Yoga

Introduction

योगेन योगो ज्ञातव्यो योगो योगात्प्रवर्धते। योऽप्रमत्तस्तु योगेन स योगी रमते चिरम्॥

Yoga has to be known by Yoga alone; Yoga grows by/from Yoga alone; the Yogi who is ever vigilant, he alone delights in Yoga.

(Saubhāgyalakṣmyupaniṣat, 2.1)

Introduction

Sri Aurobindo Society (SAS) is a member institution of the Indian Yoga Association (IYA), a premiere institution working for the advancement of Yoga and its applications. IYA aims to bring together all yoga traditions and work as a self-regulatory body to facilitate activities of its member institutions.

SAFIC, as the specialised unit of the Sri Aurobindo Society focusing on Indian Culture, is responsible for all projects and activities concerning this affiliation with Indian Yoga Association.

What is Yoga?

The word ‘Yoga’ originates from the Sanskrit root word ‘yuj’, which means to join, to unite, and also has the sense of ‘to control’, ‘to discipline’ or ‘to subjugate’. The English word ‘yoke’ is also derived from the same root. All these meanings have relevance when it comes to understanding the spirit and form of yoga.

Defining Yoga

For a large majority of people in the West yoga simply means a system of exercises and postures for attaining physical and/or mental control and well-being. While this is one part of the science and art of yoga, it is important to acknowledge that there is a highly profound and deep philosophy and science behind yoga which has for its aim the union of individual soul with the universal soul, the liberation of the embodied self into the transcendent. 

At its most practical level, yoga is a process of becoming more aware of ‘self’, of who we are in our true essence. Yoga practices facilitate balance and health, and help unfold our dormant potential. They help us to become more aware of ourselves, of the various movements within our various parts – body, mind, emotions — and thus facilitate a greater degree of integration and connection. By this process of gradual self-awareness and self-discovery we attain greater self-mastery and become ready for a deeper self-realization.

In a philosophical sense, yoga means the conscious connection of the limited little ego-self with the unlimited, eternal, higher Self. Sri Aurobindo provides a helpful definition to help understand the deeper meaning of Yoga:

In the right view both of life and of Yoga all life is either consciously or subconsciously a Yoga. For we mean by this term a methodised effort towards self-perfection by the expression of the secret potentialities latent in the being and—highest condition of victory in that effort—a union of the human individual with the universal and transcendent Existence we see partially expressed in man and in the Cosmos. But all life, when we look behind its appearances, is a vast Yoga of Nature who attempts in the conscious and the subconscious to realise her perfection in an ever-increasing expression of her yet unrealised potentialities and to unite herself with her own divine reality.” (CWSA, Vol. 23, pp. 6-7) 
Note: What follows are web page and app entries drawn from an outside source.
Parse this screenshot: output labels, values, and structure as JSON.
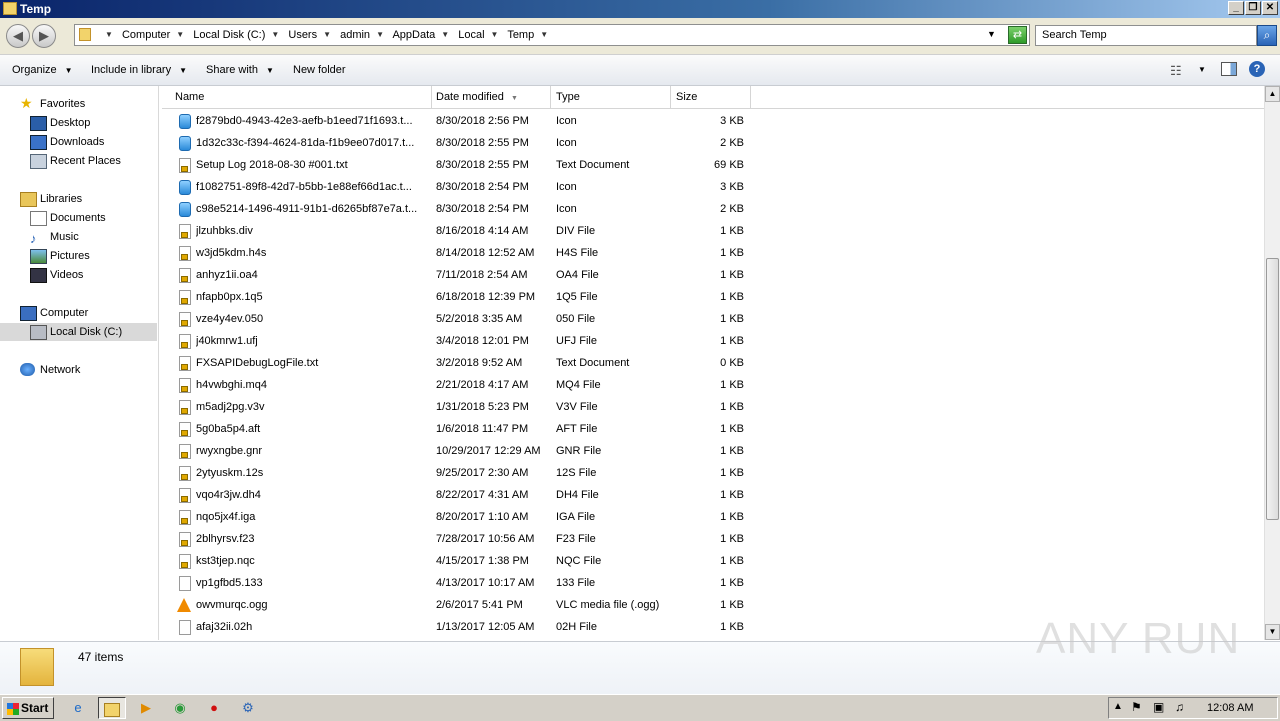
{
  "window": {
    "title": "Temp"
  },
  "address": {
    "crumbs": [
      "Computer",
      "Local Disk (C:)",
      "Users",
      "admin",
      "AppData",
      "Local",
      "Temp"
    ],
    "search_placeholder": "Search Temp"
  },
  "toolbar": {
    "organize": "Organize",
    "include_in_library": "Include in library",
    "share_with": "Share with",
    "new_folder": "New folder"
  },
  "nav": {
    "favorites": "Favorites",
    "desktop": "Desktop",
    "downloads": "Downloads",
    "recent_places": "Recent Places",
    "libraries": "Libraries",
    "documents": "Documents",
    "music": "Music",
    "pictures": "Pictures",
    "videos": "Videos",
    "computer": "Computer",
    "local_disk": "Local Disk (C:)",
    "network": "Network"
  },
  "columns": {
    "name": "Name",
    "date": "Date modified",
    "type": "Type",
    "size": "Size"
  },
  "files": [
    {
      "name": "f2879bd0-4943-42e3-aefb-b1eed71f1693.t...",
      "date": "8/30/2018 2:56 PM",
      "type": "Icon",
      "size": "3 KB",
      "icon": "icon-file-icon"
    },
    {
      "name": "1d32c33c-f394-4624-81da-f1b9ee07d017.t...",
      "date": "8/30/2018 2:55 PM",
      "type": "Icon",
      "size": "2 KB",
      "icon": "icon-file-icon"
    },
    {
      "name": "Setup Log 2018-08-30 #001.txt",
      "date": "8/30/2018 2:55 PM",
      "type": "Text Document",
      "size": "69 KB",
      "icon": "text-file-icon"
    },
    {
      "name": "f1082751-89f8-42d7-b5bb-1e88ef66d1ac.t...",
      "date": "8/30/2018 2:54 PM",
      "type": "Icon",
      "size": "3 KB",
      "icon": "icon-file-icon"
    },
    {
      "name": "c98e5214-1496-4911-91b1-d6265bf87e7a.t...",
      "date": "8/30/2018 2:54 PM",
      "type": "Icon",
      "size": "2 KB",
      "icon": "icon-file-icon"
    },
    {
      "name": "jlzuhbks.div",
      "date": "8/16/2018 4:14 AM",
      "type": "DIV File",
      "size": "1 KB",
      "icon": "locked-file-icon"
    },
    {
      "name": "w3jd5kdm.h4s",
      "date": "8/14/2018 12:52 AM",
      "type": "H4S File",
      "size": "1 KB",
      "icon": "locked-file-icon"
    },
    {
      "name": "anhyz1ii.oa4",
      "date": "7/11/2018 2:54 AM",
      "type": "OA4 File",
      "size": "1 KB",
      "icon": "locked-file-icon"
    },
    {
      "name": "nfapb0px.1q5",
      "date": "6/18/2018 12:39 PM",
      "type": "1Q5 File",
      "size": "1 KB",
      "icon": "locked-file-icon"
    },
    {
      "name": "vze4y4ev.050",
      "date": "5/2/2018 3:35 AM",
      "type": "050 File",
      "size": "1 KB",
      "icon": "locked-file-icon"
    },
    {
      "name": "j40kmrw1.ufj",
      "date": "3/4/2018 12:01 PM",
      "type": "UFJ File",
      "size": "1 KB",
      "icon": "locked-file-icon"
    },
    {
      "name": "FXSAPIDebugLogFile.txt",
      "date": "3/2/2018 9:52 AM",
      "type": "Text Document",
      "size": "0 KB",
      "icon": "locked-file-icon"
    },
    {
      "name": "h4vwbghi.mq4",
      "date": "2/21/2018 4:17 AM",
      "type": "MQ4 File",
      "size": "1 KB",
      "icon": "locked-file-icon"
    },
    {
      "name": "m5adj2pg.v3v",
      "date": "1/31/2018 5:23 PM",
      "type": "V3V File",
      "size": "1 KB",
      "icon": "locked-file-icon"
    },
    {
      "name": "5g0ba5p4.aft",
      "date": "1/6/2018 11:47 PM",
      "type": "AFT File",
      "size": "1 KB",
      "icon": "locked-file-icon"
    },
    {
      "name": "rwyxngbe.gnr",
      "date": "10/29/2017 12:29 AM",
      "type": "GNR File",
      "size": "1 KB",
      "icon": "locked-file-icon"
    },
    {
      "name": "2ytyuskm.12s",
      "date": "9/25/2017 2:30 AM",
      "type": "12S File",
      "size": "1 KB",
      "icon": "locked-file-icon"
    },
    {
      "name": "vqo4r3jw.dh4",
      "date": "8/22/2017 4:31 AM",
      "type": "DH4 File",
      "size": "1 KB",
      "icon": "locked-file-icon"
    },
    {
      "name": "nqo5jx4f.iga",
      "date": "8/20/2017 1:10 AM",
      "type": "IGA File",
      "size": "1 KB",
      "icon": "locked-file-icon"
    },
    {
      "name": "2blhyrsv.f23",
      "date": "7/28/2017 10:56 AM",
      "type": "F23 File",
      "size": "1 KB",
      "icon": "locked-file-icon"
    },
    {
      "name": "kst3tjep.nqc",
      "date": "4/15/2017 1:38 PM",
      "type": "NQC File",
      "size": "1 KB",
      "icon": "locked-file-icon"
    },
    {
      "name": "vp1gfbd5.133",
      "date": "4/13/2017 10:17 AM",
      "type": "133 File",
      "size": "1 KB",
      "icon": "blank-file-icon"
    },
    {
      "name": "owvmurqc.ogg",
      "date": "2/6/2017 5:41 PM",
      "type": "VLC media file (.ogg)",
      "size": "1 KB",
      "icon": "vlc-icon"
    },
    {
      "name": "afaj32ii.02h",
      "date": "1/13/2017 12:05 AM",
      "type": "02H File",
      "size": "1 KB",
      "icon": "blank-file-icon"
    }
  ],
  "details": {
    "item_count": "47 items"
  },
  "watermark": "ANY RUN",
  "taskbar": {
    "start": "Start",
    "clock": "12:08 AM"
  }
}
A few more definitions given by yoga proponents will be helpful for the reader. Swami Sivananda Sarasvati defines yoga as “…integration and harmony between thought, feeling and deed, or integration between head, heart and hand.”

In Bhagavad Gita, Sri Krishna tells Arjuna:  “O Arjuna; be steadfast in Yoga; perform your duty and abandon all attachments to success and failure, such evenness is called Yoga.”

According to Patanjali, “Yogah citta-vritti-nirodhah” (1:2). This may be translated as: “Yoga is the blocking (nirodha) of mental modifications (chittavritti) so that the seer (drashta) re-identifies with the (higher) Self.” In other words, Yoga is that which resolves the agitations of the mind.

The text Yoga-Yajnavalkya defines yoga as “the union of the individual psyche (jiva-atman) with the transcendental Self (para-atman).” (1:44)